She had left moments between her incoherent sentences where he might interrupt her if he would, but he waited for her question. "I hoped we might; but perhaps—"

"No, no. We couldn't. We couldn't go back to that night when you threw the slippas into the riva, no' to that time in Florence when we gave up, no' to that day in Venice when I had to tell you that I ca'ed moa fo' some one else. Don't you see?"

"Yes, I see," he said, in quick revulsion from the hope he had expressed. "The past is full of the pain and shame of my errors!"

"I don't want to go back to what's past, eitha," she reasoned, without gainsaying him.

She stopped again, as if that were all, and he asked, "Then is that my answer?"

"I don't believe that even in the otha wo'ld we shall want to go back to the past, much, do you?" she pursued, thoughtfully.

Once Gregory would have answered confidently; he even now checked an impulse to do so. "I don't know," he owned, meekly.

"I do like you, Mr. Gregory!" she relented, as if touched by his meekness, to the confession. "You know I do—moa than I ever expected to like anybody again. But it's not because I used to like you, or because I think you always acted nicely. I think it was cruel of you, if you ca'ed for me, to let me believe you didn't, afta that fust time. I can't eva think it wasn't, no matta why you did it."

"It was atrocious. I can see that now."

"I say it, because I shouldn't eva wish to say it again. I know that all the time you we'e betta than what you did, and I blame myself a good deal moa fo' not knowing when you came to Florence that I had begun to ca'e fo'some one else. But I did wait till I could see you again, so as to be su'a which I ca'ed for the most. I tried to be fai'a, before I told you that I wanted to be free. That is all," she said, gently, and Gregory perceived that the word was left definitely to him.

He could not take it till he had disciplined himself to accept unmurmuringly his sentence as he understood it. "At any rate," he began, "I can thank you for rating my motive above my conduct."

"Oh," she said. "I don't think either of us acted very well. I didn't know till aftawa'ds that I was glad to have you give up, the way you did in Florence. I was—bewild'ed. But I ought to have known, and I want you to undastand everything, now. I don't ca'e for you because I used to when I was almost a child, and I shouldn't want you to ca'e for me eitha, because you did then. That's why I wish you had neva felt that you had always ca'ed fo' me."

"Yes," said Gregory. He let fall his head in despair.

"That is what I mean," said Clementina. "If we ah' going to begin togetha, now, it's got to be as if we had neva begun before. And you mustn't think, or say, or look as if the'e had been anything in oua lives but ouaselves. Will you?

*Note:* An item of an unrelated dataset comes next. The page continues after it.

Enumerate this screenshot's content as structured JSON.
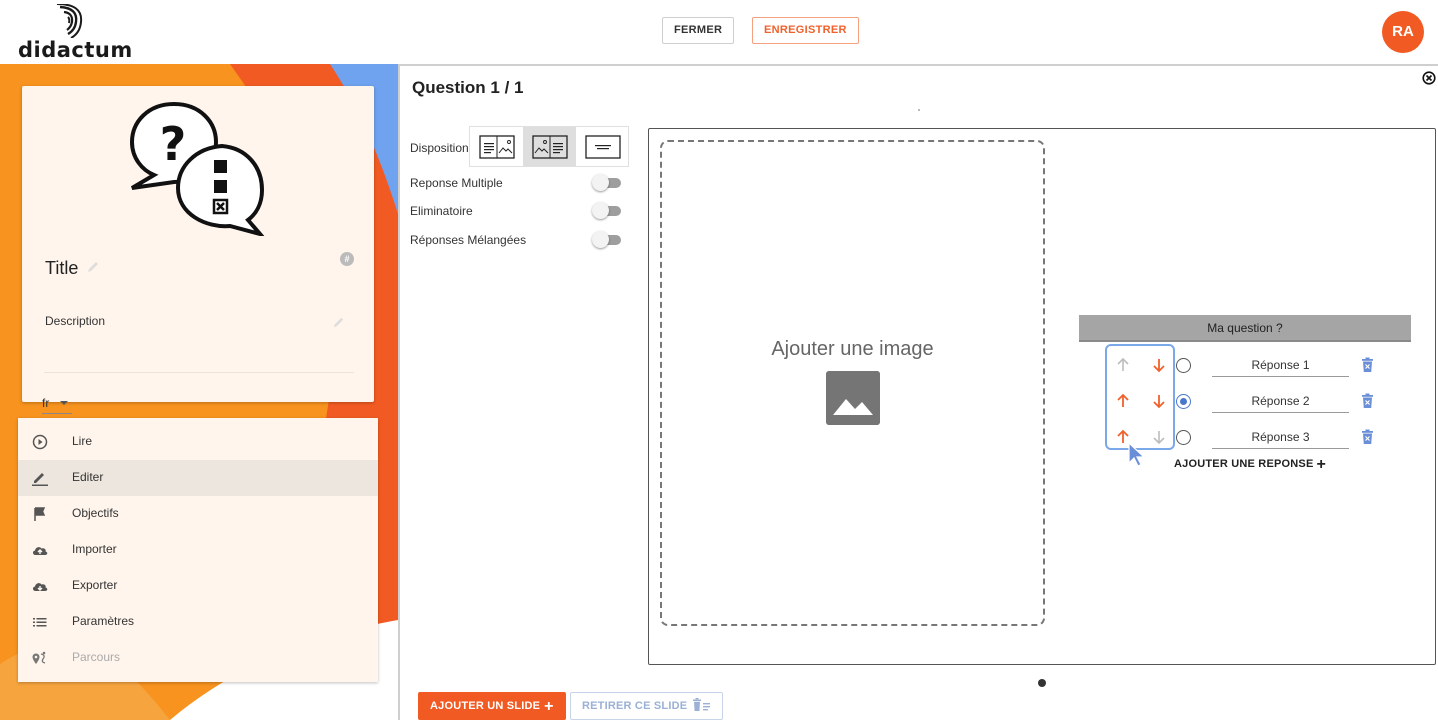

Do you promise?" She stopped, and put her hand on his breast, and pushed against it with a nervous vehemence.

"No!" he said. "I don't promise, for I couldn't keep my promise. What you ask is impossible. The past is part of us; it can't be ignored any more than it can be destroyed. If we take each other, it must be for all that we have been as well as all that we are. If we haven't the courage for that we must part."

He dropped the little one's hand which he had been holding, and moved a few steps aside. "Don't!" she said. "They'll think I've made you," and he took the child's hand again.

They had emerged from the shadow of the woods, and come in sight of her father's house. Claxon was standing coatless before the door in full enjoyment of the late afternoon air; his wife beside him, at sight of Gregory, quelled a natural impulse to run round the corner of the house from the presence of strangers.

"I wonda what they'a sayin'," she fretted.

"It looks some as if she was sayin' yes," said Claxon, with an impersonal enjoyment of his conjecture. "I guess she saw he was bound not to take no for an answa."

"I don't know as I should like it very much," his wife relucted. "Clem's doin' very well, as it is. She no need to marry again."

"Oh, I guess it a'n't that altogetha. He's a good man." Claxon mused a moment upon the figures which had begun to advance again, with the little one between them, and then gave way in a burst of paternal pride, "And I don't know as I should blame him so very much for wantin' Clem. She always did want to be of moa use—But I guess she likes him too."

William Dean Howells